Saturday, September 3, 2016

Can Old Dogs Teach Us New Tricks?

Dear George,
We lost our sheepdogs about a year ago, Duffy in June of 2015 and Mike in November.  Despite the passage of time, we’re still recovering — the dogs were such ever-present sources of pleasure.  We do still enjoy sheepdog perks, though, because our good friend Donna owns Sophie,  Mike and Duffy’s younger sister.  When Donna went to Nashville last weekend, Sophie came to stay with us, as she does every now and then.  It was good to have a sheepdog back in the house, and I took lots of pics. 

At thirteen and a half, Sophie is approaching 95 in human years, and she clearly has various infirmities of a senior dog.  One of her eyes is clouded over, and she’s lost about 90% of her hearing.  Getting up from the floor is a struggle, and its’s been a couple of years since she was able to jump into the SUV.  Sophie gets a painkiller for arthritis at bedtime, another pill for a leaky bladder.  At the same time, her basic personality hasn’t really changed since she was a year-old puppy — sweet, frisky, attentive, good-natured.  Overall, Sophie enjoys a high quality of life for her advanced age and continues to be a happy, active dog.  If she were able to talk, Sophie might tell us a lot about the secrets of successful aging.  As far as I can tell, the following are some of the sheepdog lessons about managing old age that we’d be wise to attend to. 

(1) Stay positive.  Despite lots of discomfort, Sophie’s most frequent expression is a happy smile. Her good attitude undoubtedly has many beneficial consequences, physical and psychological. 

(2) Exercise.  Sophie’s healthiness for her age is due at least in part to Donna’s always making sure that she’s gotten plenty of walks.  Because of creaky joints, it takes Sophie longer to get warmed up now, but then she’s good for a mile or two (or actually as long as the humans want to go).   Frequent hikes are the best thing that Sophie does to ward off the ravages of Father Time.

(3) Rest up.  On the other hand, when nothing much is going on, Sophie lies down and nods off in a minute or two.  She is such a good sleeper, and naps are the best for healing aches and pains.   
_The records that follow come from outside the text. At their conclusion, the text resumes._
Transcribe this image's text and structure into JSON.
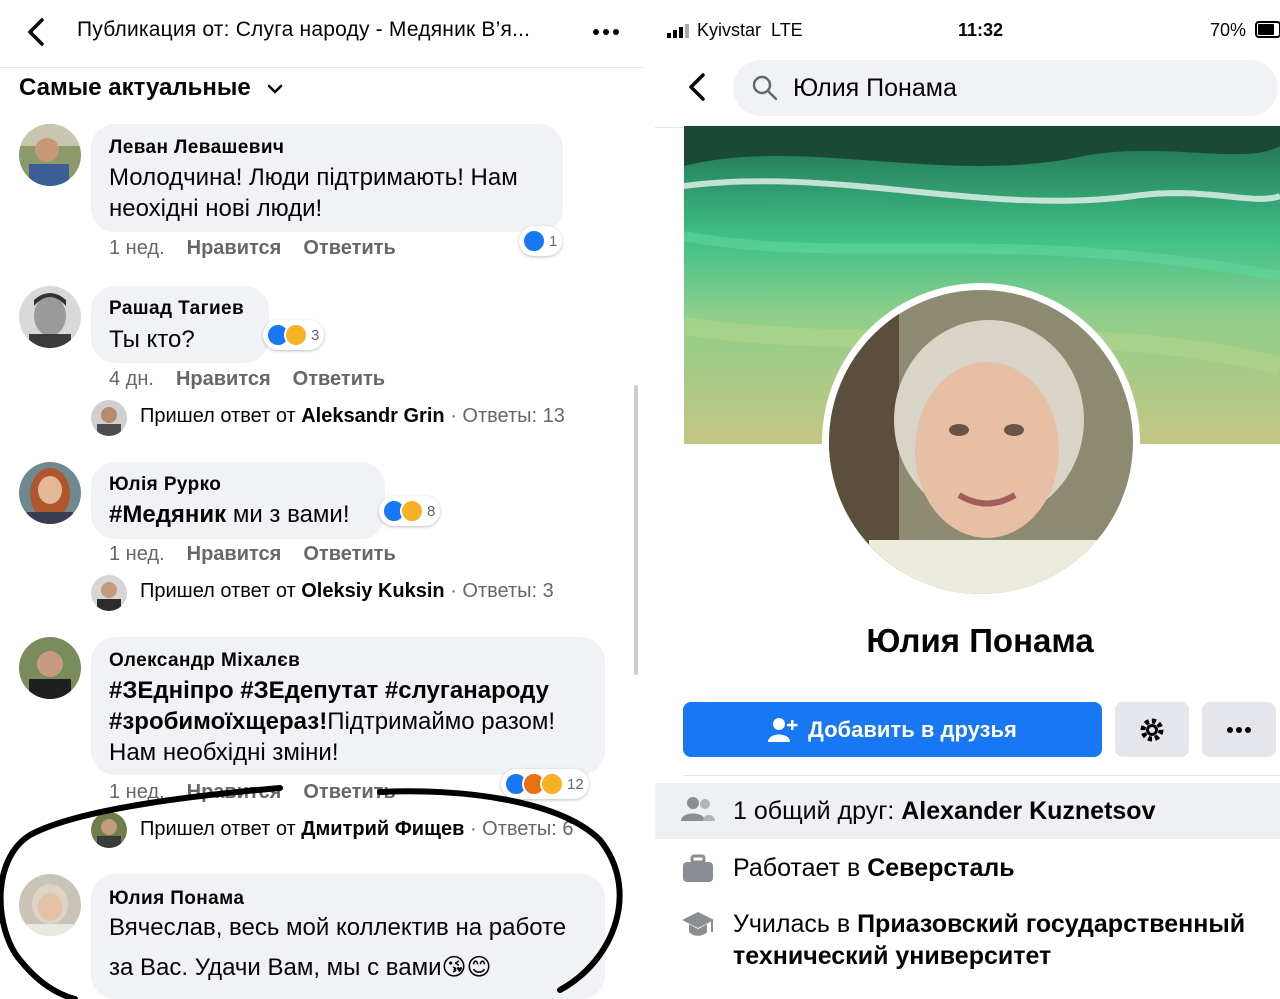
{
  "left": {
    "header_title": "Публикация от: Слуга народу - Медяник В’я...",
    "sort_label": "Самые актуальные",
    "like_label": "Нравится",
    "reply_label": "Ответить",
    "comments": [
      {
        "author": "Леван Левашевич",
        "text_line1": "Молодчина! Люди підтримають! Нам",
        "text_line2": "неохідні нові люди!",
        "time": "1 нед.",
        "reaction_count": "1"
      },
      {
        "author": "Рашад Тагиев",
        "text_line1": "Ты кто?",
        "time": "4 дн.",
        "reaction_count": "3",
        "reply_prefix": "Пришел ответ от",
        "reply_author": "Aleksandr Grin",
        "reply_count": "· Ответы: 13"
      },
      {
        "author": "Юлія Рурко",
        "text_hashtag": "#Медяник",
        "text_rest": " ми з вами!",
        "time": "1 нед.",
        "reaction_count": "8",
        "reply_prefix": "Пришел ответ от",
        "reply_author": "Oleksiy Kuksin",
        "reply_count": "· Ответы: 3"
      },
      {
        "author": "Олександр Міхалєв",
        "text_line1": "#ЗЕдніпро #ЗЕдепутат #слуганароду",
        "text_line2_bold": "#зробимоїхщераз!",
        "text_line2_rest": "Підтримаймо разом!",
        "text_line3": "Нам необхідні зміни!",
        "time": "1 нед.",
        "reaction_count": "12",
        "reply_prefix": "Пришел ответ от",
        "reply_author": "Дмитрий Фищев",
        "reply_count": "· Ответы: 6"
      },
      {
        "author": "Юлия Понама",
        "text_line1": "Вячеслав, весь мой коллектив на работе",
        "text_line2": "за Вас. Удачи Вам, мы с вами",
        "emoji": "😘😊"
      }
    ]
  },
  "right": {
    "status": {
      "carrier": "Kyivstar  LTE",
      "time": "11:32",
      "battery": "70%"
    },
    "search": {
      "value": "Юлия Понама"
    },
    "profile_name": "Юлия Понама",
    "add_friend_label": "Добавить в друзья",
    "info": {
      "mutual_prefix": "1 общий друг:",
      "mutual_name": "Alexander Kuznetsov",
      "work_prefix": "Работает в",
      "work_place": "Северсталь",
      "study_prefix": "Училась в",
      "study_place_line1": "Приазовский государственный",
      "study_place_line2": "технический университет"
    }
  },
  "colors": {
    "facebook_blue": "#1877f2",
    "bubble_gray": "#f0f2f5",
    "meta_gray": "#65676b",
    "like_blue": "#1877f2",
    "haha_yellow": "#f7b125",
    "angry_orange": "#e9710f"
  },
  "icons": {
    "back": "chevron-left-icon",
    "more": "more-horizontal-icon",
    "sort_chevron": "chevron-down-icon",
    "search": "search-icon",
    "add_friend": "add-friend-icon",
    "settings": "gear-icon",
    "mutual_friends": "friends-icon",
    "work": "briefcase-icon",
    "education": "graduation-cap-icon"
  }
}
(4) Drink plenty of water.  Dogs and people get dehydrated when they don’t drink enough, especially in the summertime.  Fortunately, water is Sophie’s forte.  She not only drains much of the bowl but splashes the leftovers onto the kitchen floor.

(5) Persist in the face of obstacles.  Arthritis makes climbing the stairway a laborious process.  Nonetheless, Sophie is always determined to complete the task, systematically putting her front paws up on each successive step, then jumping up with her back paws.  

(6) Take care, watch out.  Going back down the staircase is even more nerve-wracking than climbing up.  Perhaps as a result of previous falls, Sophie is slow and cautious.  It’s a good reminder for the rest of us.   

(7) Make some adjustments.  Our own sheepdogs were always terrified of our mysterious, noisy elevator.  One day, however, Sophie rode with Katja  to the second floor.  Now she routinely leads Katja to the elevator when she wants to go upstairs.   

(8) Be playful.  Sophie has kept her puppy spirit alive over the years.  One of her favorite activities is to walk around the house carrying her beloved stuffed dog.  Then she’ll bring it over for a spirited game of tug-of-war.

(9) Keep track of things.  While we humans go batty from misplacing things, Sophie likes to store her possessions in secret places.  The dining room table offers a perfect hiding spot for her stuffed dog. 

(10) Seek out favorite spots.  Dogs seem to sense that security and feelings of well-being result from being in favorite locations that are familiar and comfortable.  Sophie’s long-time sheepdog bed is her number one place. 

(11) Relish life’s treats.  Mike and Duffy always responded to their routine daily walk around the block as if it were a brand new, exciting adventure.  And food, of course, resulted in pure ecstasy.  Though Sophie’s appetite has declined some, she still gobbles up her meals in a matter of minutes when she’s hungry. 

(12) Stick close to loved ones.  Like her brothers, Sophie is very people-oriented.  She usually hangs out near wherever we’re sitting.  As bedtime draws near, Sophie is the first one into the bedroom, and I help lift her into the bed so she can stake out her position right next to the humans.

(13) Have a good bark every now and then.  Sheepdogs aren’t big barkers.  As she’s gotten older, though, Sophie seems to enjoy barking loudly when I lean over and wave my hands.  It’s a friendly, enthusiastic bark and seems to be giving voice to all her inner exuberance. Barking is good for the soul — we all need to bark a little more.  

I don’t know if we’ll ever be ninety-five, but, if we are, I hope we’re able to do as well as Sophie.  There’s a lot to be learned from the mysterious sheepdog world. 

1 comment:

  1. I am going to unabashedly plagiarize (remember Tom Lehr?) your phrase and henceforth explain many things with: "the various infirmities of a senior (sic) woman"